If I have advice regarding this it would be: adapt yourself to the community needs, understand its cultural context, and have the mindset to learn daily as a way to reach your final goals.

3. Commit to your actions and hold yourself accountable

Time, during your gap year, will be definitely available. It will be the way you’ll make the most out of it that will lead you to some achievements rather than others. You will definitely have to fulfill certain requirements. You will be a volunteer, which might feel at times “not the most useful figure in your working environment”. However, you will have to try to hold yourself accountable, be on time to your work, commit to your actions and be professional. Language will be an obstacle but time will be the solution. On a general level, demonstrate commitment regardless of your reward.

I saw at my job, during the office days, that my time was not being used efficiently. I was doing what I was meant to, but I used to finish it beforehand. Feeling that my time was not being gratefully spent, I asked the NGO if in my remaining time I could start working on a project (related to environmental sustainability) that would potentially fundraise them. The project definitely needed time to be planned. Now, I’m on my way to finalizing it and it does feel rewarding. I knew how to transmute a “lack” into a “possibility”.

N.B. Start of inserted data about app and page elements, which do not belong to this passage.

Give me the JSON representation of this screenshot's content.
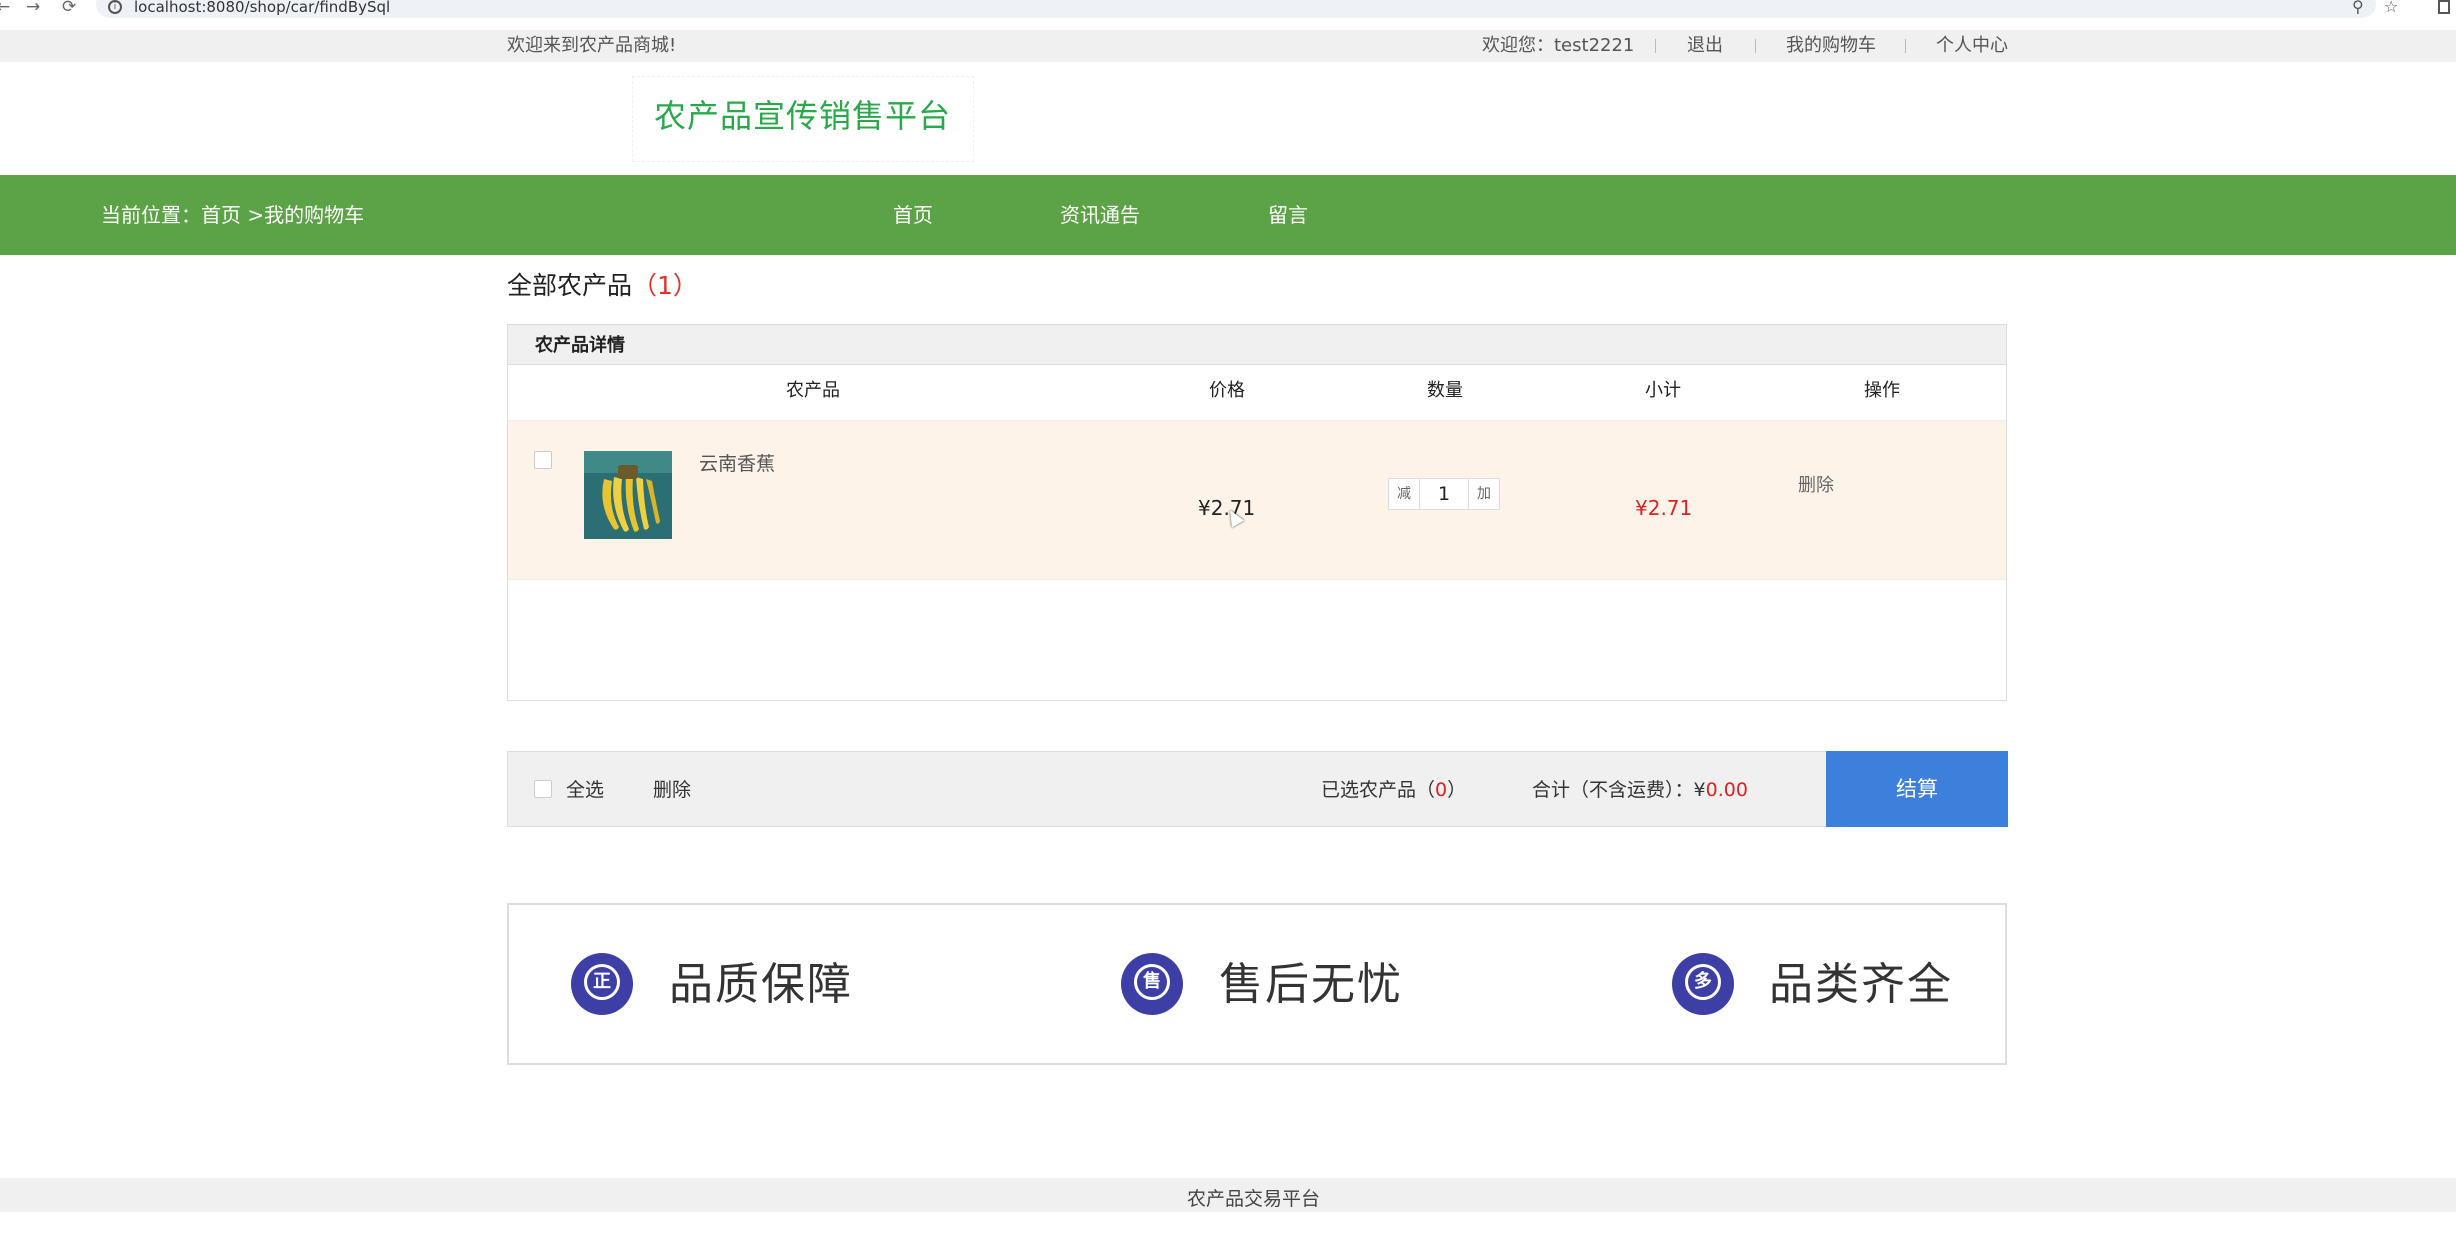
{
  "browser": {
    "url": "localhost:8080/shop/car/findBySql",
    "back_icon": "←",
    "forward_icon": "→",
    "reload_icon": "⟳",
    "zoom_icon": "⚲",
    "star_icon": "☆",
    "info_icon": "i"
  },
  "top_strip": {
    "welcome": "欢迎来到农产品商城!",
    "greeting": "欢迎您：test2221",
    "logout": "退出",
    "cart": "我的购物车",
    "profile": "个人中心"
  },
  "logo": {
    "title": "农产品宣传销售平台"
  },
  "nav": {
    "breadcrumb": "当前位置：首页 >我的购物车",
    "links": [
      "首页",
      "资讯通告",
      "留言"
    ]
  },
  "section": {
    "title": "全部农产品",
    "count": "（1）"
  },
  "cart": {
    "header": "农产品详情",
    "columns": [
      "农产品",
      "价格",
      "数量",
      "小计",
      "操作"
    ],
    "items": [
      {
        "name": "云南香蕉",
        "price": "¥2.71",
        "decrease": "减",
        "quantity": "1",
        "increase": "加",
        "subtotal": "¥2.71",
        "action": "删除"
      }
    ]
  },
  "bottom_bar": {
    "select_all": "全选",
    "delete": "删除",
    "selected_prefix": "已选农产品（",
    "selected_count": "0",
    "selected_suffix": "）",
    "total_label": "合计（不含运费）：",
    "currency": "¥",
    "total": "0.00",
    "checkout": "结算"
  },
  "features": [
    {
      "icon": "正",
      "label": "品质保障"
    },
    {
      "icon": "售",
      "label": "售后无忧"
    },
    {
      "icon": "多",
      "label": "品类齐全"
    }
  ],
  "footer": {
    "text": "农产品交易平台"
  },
  "colors": {
    "nav_green": "#5ba346",
    "logo_green": "#2aa94a",
    "price_red": "#dd2222",
    "checkout_blue": "#3d80dc",
    "feature_icon": "#3e3fa6",
    "row_highlight": "#fdf3e8"
  }
}
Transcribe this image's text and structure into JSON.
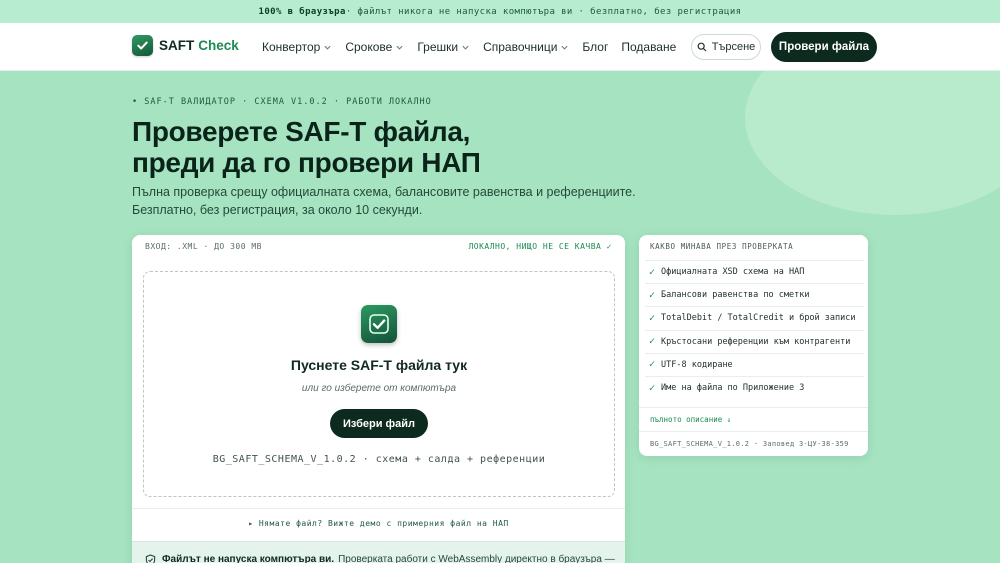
{
  "topbar": {
    "strong": "100% в браузъра",
    "rest": " · файлът никога не напуска компютъра ви · безплатно, без регистрация"
  },
  "header": {
    "logo_main": "SAFT",
    "logo_accent": "Check",
    "nav": [
      {
        "label": "Конвертор",
        "dropdown": true
      },
      {
        "label": "Срокове",
        "dropdown": true
      },
      {
        "label": "Грешки",
        "dropdown": true
      },
      {
        "label": "Справочници",
        "dropdown": true
      },
      {
        "label": "Блог",
        "dropdown": false
      },
      {
        "label": "Подаване",
        "dropdown": false
      }
    ],
    "search_label": "Търсене",
    "cta_label": "Провери файла"
  },
  "hero": {
    "eyebrow": "• SAF-T ВАЛИДАТОР · СХЕМА V1.0.2 · РАБОТИ ЛОКАЛНО",
    "title_line1": "Проверете SAF-T файла,",
    "title_line2": "преди да го провери НАП",
    "subtitle_line1": "Пълна проверка срещу официалната схема, балансовите равенства и референциите.",
    "subtitle_line2": "Безплатно, без регистрация, за около 10 секунди."
  },
  "upload": {
    "meta": "ВХОД: .XML · ДО 300 MB",
    "local": "ЛОКАЛНО, НИЩО НЕ СЕ КАЧВА ✓",
    "drop_title": "Пуснете SAF-T файла тук",
    "drop_sub": "или го изберете от компютъра",
    "choose_label": "Избери файл",
    "schema_line": "BG_SAFT_SCHEMA_V_1.0.2 · схема + салда + референции",
    "demo_link": "▸ Нямате файл? Вижте демо с примерния файл на НАП",
    "notice_bold": "Файлът не напуска компютъра ви.",
    "notice_text": "Проверката работи с WebAssembly директно в браузъра —"
  },
  "checks": {
    "heading": "КАКВО МИНАВА ПРЕЗ ПРОВЕРКАТА",
    "items": [
      "Официалната XSD схема на НАП",
      "Балансови равенства по сметки",
      "TotalDebit / TotalCredit и брой записи",
      "Кръстосани референции към контрагенти",
      "UTF-8 кодиране",
      "Име на файла по Приложение 3"
    ],
    "more_link": "пълното описание ↓",
    "footer": "BG_SAFT_SCHEMA_V_1.0.2 · Заповед З-ЦУ-38-359"
  },
  "colors": {
    "background": "#a6e3c1",
    "brand_green": "#1c8a52",
    "dark_button": "#0d2a1f"
  },
  "icons": {
    "logo": "check-shield-icon",
    "search": "search-icon",
    "chevron": "chevron-down-icon",
    "dropzone": "check-badge-icon",
    "notice": "shield-check-icon"
  }
}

I would say: make a schedule and make the most out of your time. Don’t be shy to ask and use your time efficiently. You own it, use it!

4. Be willing to fail. Failure and successes come from surprising places.

You will be both the spectator and main character of your theatrical performance. You will be seeing yourself changing and developing as an outsider. Successes will be found in small places, and failures will be the most meaningful conjunctions for constructive reflections. Success will be: your first conversation in another language, getting on the moves of the Samba (or other cultural dances), learning to step back and appreciate the time you have, becoming resilient, and developing a better sense of perspective. And failures will mostly constitute the backbone of your successes, the underlying layer which will challenge and motivate you to improve. I failed. I did fail. I failed when I was not meeting my expectations, when I realized I was not consistent, when I could not get the Portuguese ão sound after a million of attempts, when I told my family I was not comfortable in the house because I wanted my independence. I failed when I focused on my future rather than living the present, when I pretended too much from myself. But I succeeded, too. I succeeded when I first had my political viewpoint got right across in perfect Portuguese, when I got into my daily habits, when my family called me their son, when I felt more responsible and independent for my own actions. I succeeded when I paused in front of an orange sky and admired the beauty of nature, while feeling immensely grateful to have had the opportunity to be standing, in that exact moment, in that exact place. With myself, my failures, and successes.

5. Don’t have expectations and live the present. Be in the moment.

Whether this sounds yogish or hippie, living the present is the best solution for your daily life. Days sometimes feel long and bad, others short and beautiful. But what’s more important is to make the most out of both. Have the tenacity of tackling your daily routine with the awareness of your time, your actions, your thoughts. Eating healthy, exercising, hydrating, doing meditation and listening to your body will be small things which will contribute to a more physically and mentally better year.

6. Ask the right questions. Who are we serving? How are we serving? With what purpose?

7. Be an effective listener and start learning the language of your country as soon as possible.

8. Be willing to get uncomfortable and dirty, out of your comfort zone

9. Be ok with the mundane. Lacking excitement is something you’d go through wherever in the world.

last, but not least,